What you return must match the entries word for word, minus the pictures.

___

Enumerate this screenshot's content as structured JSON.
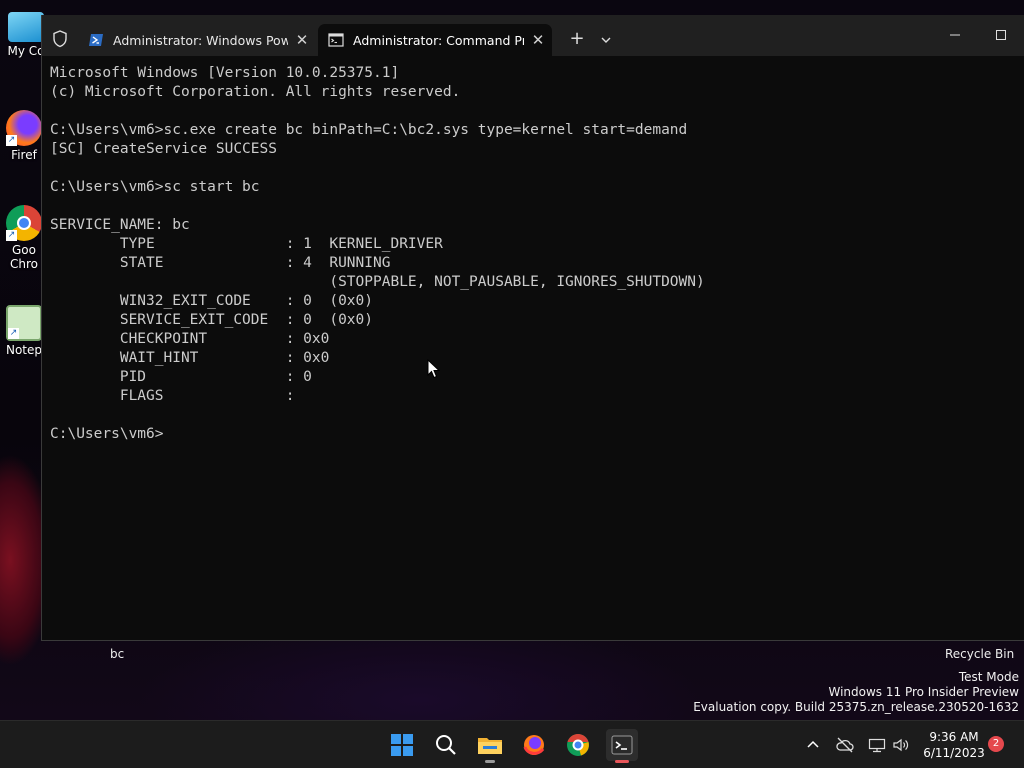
{
  "desktop": {
    "icons": [
      {
        "label": "My Co",
        "icon": "computer-icon"
      },
      {
        "label": "Firef",
        "icon": "firefox-icon"
      },
      {
        "label": "Goo Chro",
        "icon": "chrome-icon"
      },
      {
        "label": "Notep",
        "icon": "notepad-icon"
      }
    ],
    "selected_label": "bc",
    "recycle_bin_label": "Recycle Bin",
    "watermark": {
      "line1": "Test Mode",
      "line2": "Windows 11 Pro Insider Preview",
      "line3": "Evaluation copy. Build 25375.zn_release.230520-1632"
    }
  },
  "terminal": {
    "tabs": [
      {
        "title": "Administrator: Windows Power",
        "icon": "powershell-icon",
        "active": false
      },
      {
        "title": "Administrator:  Command Pro",
        "icon": "cmd-icon",
        "active": true
      }
    ],
    "new_tab_symbol": "+",
    "dropdown_symbol": "⌄",
    "minimize_symbol": "—",
    "lines": [
      "Microsoft Windows [Version 10.0.25375.1]",
      "(c) Microsoft Corporation. All rights reserved.",
      "",
      "C:\\Users\\vm6>sc.exe create bc binPath=C:\\bc2.sys type=kernel start=demand",
      "[SC] CreateService SUCCESS",
      "",
      "C:\\Users\\vm6>sc start bc",
      "",
      "SERVICE_NAME: bc",
      "        TYPE               : 1  KERNEL_DRIVER",
      "        STATE              : 4  RUNNING",
      "                                (STOPPABLE, NOT_PAUSABLE, IGNORES_SHUTDOWN)",
      "        WIN32_EXIT_CODE    : 0  (0x0)",
      "        SERVICE_EXIT_CODE  : 0  (0x0)",
      "        CHECKPOINT         : 0x0",
      "        WAIT_HINT          : 0x0",
      "        PID                : 0",
      "        FLAGS              :",
      "",
      "C:\\Users\\vm6>"
    ]
  },
  "taskbar": {
    "apps": [
      "start-icon",
      "search-icon",
      "file-explorer-icon",
      "firefox-icon",
      "chrome-icon",
      "terminal-icon"
    ],
    "clock": {
      "time": "9:36 AM",
      "date": "6/11/2023"
    },
    "notification_count": "2",
    "tray_chevron": "^"
  },
  "colors": {
    "terminal_bg": "#0c0c0c",
    "titlebar_bg": "#202020",
    "text": "#cccccc",
    "taskbar_bg": "#1c1c1c",
    "accent": "#e8565a"
  }
}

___

### [Exercise output]
Enumerate this screenshot's content as structured JSON.
{
  "desktop": {
    "icons": [
      {
        "label": "My Co",
        "icon": "computer-icon"
      },
      {
        "label": "Firef",
        "icon": "firefox-icon"
      },
      {
        "label": "Goo Chro",
        "icon": "chrome-icon"
      },
      {
        "label": "Notep",
        "icon": "notepad-icon"
      }
    ],
    "selected_label": "bc",
    "recycle_bin_label": "Recycle Bin",
    "watermark": {
      "line1": "Test Mode",
      "line2": "Windows 11 Pro Insider Preview",
      "line3": "Evaluation copy. Build 25375.zn_release.230520-1632"
    }
  },
  "terminal": {
    "tabs": [
      {
        "title": "Administrator: Windows Power",
        "icon": "powershell-icon",
        "active": false
      },
      {
        "title": "Administrator:  Command Pro",
        "icon": "cmd-icon",
        "active": true
      }
    ],
    "new_tab_symbol": "+",
    "dropdown_symbol": "⌄",
    "minimize_symbol": "—",
    "lines": [
      "Microsoft Windows [Version 10.0.25375.1]",
      "(c) Microsoft Corporation. All rights reserved.",
      "",
      "C:\\Users\\vm6>sc.exe create bc binPath=C:\\bc2.sys type=kernel start=demand",
      "[SC] CreateService SUCCESS",
      "",
      "C:\\Users\\vm6>sc start bc",
      "",
      "SERVICE_NAME: bc",
      "        TYPE               : 1  KERNEL_DRIVER",
      "        STATE              : 4  RUNNING",
      "                                (STOPPABLE, NOT_PAUSABLE, IGNORES_SHUTDOWN)",
      "        WIN32_EXIT_CODE    : 0  (0x0)",
      "        SERVICE_EXIT_CODE  : 0  (0x0)",
      "        CHECKPOINT         : 0x0",
      "        WAIT_HINT          : 0x0",
      "        PID                : 0",
      "        FLAGS              :",
      "",
      "C:\\Users\\vm6>"
    ]
  },
  "taskbar": {
    "apps": [
      "start-icon",
      "search-icon",
      "file-explorer-icon",
      "firefox-icon",
      "chrome-icon",
      "terminal-icon"
    ],
    "clock": {
      "time": "9:36 AM",
      "date": "6/11/2023"
    },
    "notification_count": "2",
    "tray_chevron": "^"
  },
  "colors": {
    "terminal_bg": "#0c0c0c",
    "titlebar_bg": "#202020",
    "text": "#cccccc",
    "taskbar_bg": "#1c1c1c",
    "accent": "#e8565a"
  }
}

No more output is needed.